Hi all,

The barefoot is going very well so far, thanks for asking. His feet look quite messy as they have cracked up to where the old nail holes were. However, the new hoof wall growing down is really strong and he is moving really well. He hasn't been at all footsore and we have been hacking out daily for an hour each time. He happily goes over all sorts of surfaces. I have noticed that his soles on his front feet are softer than on the back feet (which have never worn shoes), and occasionally stones have got stuck in the sole. I feel like I am always picking out his feet to check them for stones.

The vet saw him last week and was really pleased with how his feet are looking. He is developing a medial imbalance (I think that is the correct term) in both his front feet, so they basically flare slightly to the inside.

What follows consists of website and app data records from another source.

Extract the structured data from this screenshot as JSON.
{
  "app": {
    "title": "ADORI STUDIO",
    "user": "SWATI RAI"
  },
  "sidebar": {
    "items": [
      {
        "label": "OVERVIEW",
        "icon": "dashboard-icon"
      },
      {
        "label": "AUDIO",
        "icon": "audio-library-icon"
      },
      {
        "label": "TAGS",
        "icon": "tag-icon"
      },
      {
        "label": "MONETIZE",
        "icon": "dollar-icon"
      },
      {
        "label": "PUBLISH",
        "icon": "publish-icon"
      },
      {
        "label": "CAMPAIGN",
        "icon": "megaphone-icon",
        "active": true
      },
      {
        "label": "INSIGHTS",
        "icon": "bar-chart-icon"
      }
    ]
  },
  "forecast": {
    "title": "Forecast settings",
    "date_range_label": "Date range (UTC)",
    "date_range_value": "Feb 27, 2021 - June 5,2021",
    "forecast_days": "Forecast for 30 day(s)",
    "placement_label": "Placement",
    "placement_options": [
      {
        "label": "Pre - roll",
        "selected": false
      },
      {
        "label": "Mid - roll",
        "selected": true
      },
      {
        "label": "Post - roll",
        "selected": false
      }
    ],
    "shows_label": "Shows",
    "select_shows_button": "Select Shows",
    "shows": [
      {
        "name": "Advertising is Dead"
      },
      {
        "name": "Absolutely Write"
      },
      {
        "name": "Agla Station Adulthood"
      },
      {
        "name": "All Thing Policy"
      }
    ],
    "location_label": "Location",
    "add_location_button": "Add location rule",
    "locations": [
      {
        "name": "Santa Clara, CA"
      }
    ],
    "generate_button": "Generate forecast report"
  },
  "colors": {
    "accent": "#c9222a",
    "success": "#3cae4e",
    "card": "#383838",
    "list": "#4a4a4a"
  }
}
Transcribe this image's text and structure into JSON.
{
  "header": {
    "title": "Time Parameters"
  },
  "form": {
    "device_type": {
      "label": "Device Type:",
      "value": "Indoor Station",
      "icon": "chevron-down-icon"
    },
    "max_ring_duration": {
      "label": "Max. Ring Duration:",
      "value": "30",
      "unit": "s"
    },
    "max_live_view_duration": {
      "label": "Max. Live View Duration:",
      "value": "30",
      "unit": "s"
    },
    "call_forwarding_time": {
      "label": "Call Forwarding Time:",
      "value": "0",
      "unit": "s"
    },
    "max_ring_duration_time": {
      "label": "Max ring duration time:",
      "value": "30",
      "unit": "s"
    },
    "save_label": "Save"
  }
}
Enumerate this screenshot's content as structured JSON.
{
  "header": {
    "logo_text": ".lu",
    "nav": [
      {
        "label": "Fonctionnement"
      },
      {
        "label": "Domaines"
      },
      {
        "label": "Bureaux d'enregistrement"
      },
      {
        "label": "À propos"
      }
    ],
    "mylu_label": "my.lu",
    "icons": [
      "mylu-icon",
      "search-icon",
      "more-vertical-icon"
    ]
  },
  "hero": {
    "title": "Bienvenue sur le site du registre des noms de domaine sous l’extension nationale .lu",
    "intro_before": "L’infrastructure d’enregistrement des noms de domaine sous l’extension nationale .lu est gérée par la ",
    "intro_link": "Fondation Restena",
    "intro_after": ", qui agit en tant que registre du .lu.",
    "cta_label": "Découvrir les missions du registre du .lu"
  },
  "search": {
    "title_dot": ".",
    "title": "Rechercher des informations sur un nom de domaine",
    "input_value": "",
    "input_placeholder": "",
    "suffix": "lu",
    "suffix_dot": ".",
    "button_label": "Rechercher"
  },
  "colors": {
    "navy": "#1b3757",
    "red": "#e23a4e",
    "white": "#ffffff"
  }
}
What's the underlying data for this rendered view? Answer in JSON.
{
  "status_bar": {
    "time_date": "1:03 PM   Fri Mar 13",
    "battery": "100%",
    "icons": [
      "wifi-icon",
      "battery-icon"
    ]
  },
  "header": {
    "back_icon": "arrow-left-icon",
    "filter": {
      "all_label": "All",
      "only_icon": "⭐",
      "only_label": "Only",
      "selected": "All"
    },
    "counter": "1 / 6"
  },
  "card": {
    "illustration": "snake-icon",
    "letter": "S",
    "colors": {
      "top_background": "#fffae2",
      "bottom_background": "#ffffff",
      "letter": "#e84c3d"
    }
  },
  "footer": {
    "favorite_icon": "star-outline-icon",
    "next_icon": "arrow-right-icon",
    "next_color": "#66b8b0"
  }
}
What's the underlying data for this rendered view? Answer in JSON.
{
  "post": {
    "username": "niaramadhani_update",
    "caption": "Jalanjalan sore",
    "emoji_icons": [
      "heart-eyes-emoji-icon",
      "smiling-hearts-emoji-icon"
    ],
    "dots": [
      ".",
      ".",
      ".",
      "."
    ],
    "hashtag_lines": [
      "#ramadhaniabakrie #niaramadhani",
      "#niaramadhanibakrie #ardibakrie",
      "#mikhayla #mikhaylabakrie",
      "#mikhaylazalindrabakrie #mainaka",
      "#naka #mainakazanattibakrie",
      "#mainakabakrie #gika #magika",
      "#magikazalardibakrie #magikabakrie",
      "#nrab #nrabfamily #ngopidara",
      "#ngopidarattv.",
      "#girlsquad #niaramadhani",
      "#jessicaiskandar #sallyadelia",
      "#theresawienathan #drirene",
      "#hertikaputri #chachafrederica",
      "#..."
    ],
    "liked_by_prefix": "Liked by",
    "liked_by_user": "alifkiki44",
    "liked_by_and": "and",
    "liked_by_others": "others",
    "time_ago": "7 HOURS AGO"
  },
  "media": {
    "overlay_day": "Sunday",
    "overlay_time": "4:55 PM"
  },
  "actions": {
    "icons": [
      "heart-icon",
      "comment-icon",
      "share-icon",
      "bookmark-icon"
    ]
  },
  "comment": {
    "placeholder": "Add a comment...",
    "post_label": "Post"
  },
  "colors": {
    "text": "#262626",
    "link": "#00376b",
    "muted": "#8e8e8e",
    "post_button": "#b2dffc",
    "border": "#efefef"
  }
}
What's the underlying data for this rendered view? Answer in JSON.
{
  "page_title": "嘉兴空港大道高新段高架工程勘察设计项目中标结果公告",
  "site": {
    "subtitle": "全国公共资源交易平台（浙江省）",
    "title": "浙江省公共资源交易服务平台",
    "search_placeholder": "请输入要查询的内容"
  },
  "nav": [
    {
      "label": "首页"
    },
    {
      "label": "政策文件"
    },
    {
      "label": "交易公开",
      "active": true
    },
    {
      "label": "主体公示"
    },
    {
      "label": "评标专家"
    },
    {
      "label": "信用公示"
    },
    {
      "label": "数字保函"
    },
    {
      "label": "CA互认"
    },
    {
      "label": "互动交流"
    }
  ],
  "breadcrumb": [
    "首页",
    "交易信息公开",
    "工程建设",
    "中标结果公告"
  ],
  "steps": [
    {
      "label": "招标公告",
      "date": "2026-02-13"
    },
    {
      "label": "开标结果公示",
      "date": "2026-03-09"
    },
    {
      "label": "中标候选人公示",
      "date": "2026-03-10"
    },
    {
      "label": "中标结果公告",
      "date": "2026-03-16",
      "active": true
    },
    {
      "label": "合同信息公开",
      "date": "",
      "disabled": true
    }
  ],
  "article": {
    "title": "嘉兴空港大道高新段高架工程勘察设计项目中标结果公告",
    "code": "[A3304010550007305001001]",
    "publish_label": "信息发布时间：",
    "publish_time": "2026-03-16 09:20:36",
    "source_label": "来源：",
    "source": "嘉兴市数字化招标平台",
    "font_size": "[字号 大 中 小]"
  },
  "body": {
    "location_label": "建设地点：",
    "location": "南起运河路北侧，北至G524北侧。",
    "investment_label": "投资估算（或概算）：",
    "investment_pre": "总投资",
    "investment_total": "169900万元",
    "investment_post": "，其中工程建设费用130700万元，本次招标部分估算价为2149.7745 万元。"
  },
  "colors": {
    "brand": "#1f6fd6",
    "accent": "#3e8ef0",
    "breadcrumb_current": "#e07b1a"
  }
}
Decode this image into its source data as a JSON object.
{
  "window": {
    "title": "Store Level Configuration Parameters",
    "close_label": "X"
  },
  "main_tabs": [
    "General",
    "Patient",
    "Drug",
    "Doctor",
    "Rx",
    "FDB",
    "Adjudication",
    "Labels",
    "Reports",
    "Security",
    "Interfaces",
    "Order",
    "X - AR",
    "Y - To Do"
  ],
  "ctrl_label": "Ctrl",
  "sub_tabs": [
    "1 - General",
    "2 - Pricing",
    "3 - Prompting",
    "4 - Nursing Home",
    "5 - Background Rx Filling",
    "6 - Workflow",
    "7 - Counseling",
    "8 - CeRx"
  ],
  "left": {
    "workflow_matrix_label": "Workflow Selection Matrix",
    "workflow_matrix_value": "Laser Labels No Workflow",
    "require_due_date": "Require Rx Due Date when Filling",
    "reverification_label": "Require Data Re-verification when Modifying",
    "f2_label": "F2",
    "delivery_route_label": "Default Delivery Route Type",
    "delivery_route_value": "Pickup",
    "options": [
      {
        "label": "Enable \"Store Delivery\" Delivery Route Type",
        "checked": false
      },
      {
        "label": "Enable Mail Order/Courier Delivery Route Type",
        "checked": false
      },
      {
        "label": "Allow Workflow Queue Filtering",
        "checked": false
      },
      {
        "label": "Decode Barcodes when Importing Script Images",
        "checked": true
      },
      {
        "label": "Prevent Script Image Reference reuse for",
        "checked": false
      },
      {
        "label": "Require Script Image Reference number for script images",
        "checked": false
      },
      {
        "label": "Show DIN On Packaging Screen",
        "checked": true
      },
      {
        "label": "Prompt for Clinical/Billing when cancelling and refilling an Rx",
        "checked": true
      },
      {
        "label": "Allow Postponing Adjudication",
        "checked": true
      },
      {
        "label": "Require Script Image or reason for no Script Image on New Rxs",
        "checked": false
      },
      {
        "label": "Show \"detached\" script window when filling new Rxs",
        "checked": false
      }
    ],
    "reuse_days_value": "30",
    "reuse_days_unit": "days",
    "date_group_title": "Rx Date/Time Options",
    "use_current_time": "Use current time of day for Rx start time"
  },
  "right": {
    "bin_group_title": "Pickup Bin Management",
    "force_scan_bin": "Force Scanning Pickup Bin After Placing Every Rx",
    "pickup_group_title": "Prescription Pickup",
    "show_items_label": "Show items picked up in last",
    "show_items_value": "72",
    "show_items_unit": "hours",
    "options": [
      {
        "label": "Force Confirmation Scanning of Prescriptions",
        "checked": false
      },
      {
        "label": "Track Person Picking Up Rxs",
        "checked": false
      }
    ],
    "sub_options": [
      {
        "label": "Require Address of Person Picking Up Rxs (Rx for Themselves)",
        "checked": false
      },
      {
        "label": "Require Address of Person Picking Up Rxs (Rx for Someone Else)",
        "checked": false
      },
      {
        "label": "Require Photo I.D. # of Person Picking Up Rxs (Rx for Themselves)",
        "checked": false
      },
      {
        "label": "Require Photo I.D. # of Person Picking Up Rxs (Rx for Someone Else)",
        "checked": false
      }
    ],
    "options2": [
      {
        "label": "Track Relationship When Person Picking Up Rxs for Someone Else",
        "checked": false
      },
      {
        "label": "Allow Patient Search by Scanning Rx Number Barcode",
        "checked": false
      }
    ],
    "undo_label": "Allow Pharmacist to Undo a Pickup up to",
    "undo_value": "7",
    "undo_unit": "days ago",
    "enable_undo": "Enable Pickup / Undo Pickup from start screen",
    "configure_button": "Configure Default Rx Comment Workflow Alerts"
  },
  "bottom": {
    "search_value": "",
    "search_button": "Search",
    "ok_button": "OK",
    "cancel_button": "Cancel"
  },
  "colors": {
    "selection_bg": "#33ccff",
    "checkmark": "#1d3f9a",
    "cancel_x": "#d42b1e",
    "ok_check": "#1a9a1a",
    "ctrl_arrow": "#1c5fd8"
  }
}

But this is exactly the point to this approach, his feet will not look symmetrical and will shape themselves in a way that will enable himself to support his body. My vet doesn't want the farrier to see him at all at this point. His frogs are spreading out and becoming more weight bearing. Despite the cracks due to the old nail holes, his feet look amazingly healthy and strong. I love the fact that he no longer slips on tarmac and he doesn't slip coming off the lorry. His feet are so much more grippy without the shoes.

He is now on equabalance equivita supplement (I may have the name slightly wrong). This is supposed to contain everything that he needs for a healthy foot, although I still have to add extra salt and magnesium to his diet. I can already see that the new hoof wall growing down is tighter and there is a ring at the top of the hoof which indicates a change in diet. It will be interesting to see if there is a big difference in his hoof wall as a result of the supplement, but this will take several months to see.

So overall, so far so good. I am really pleased that the shoes are gone, it has been a good move so far.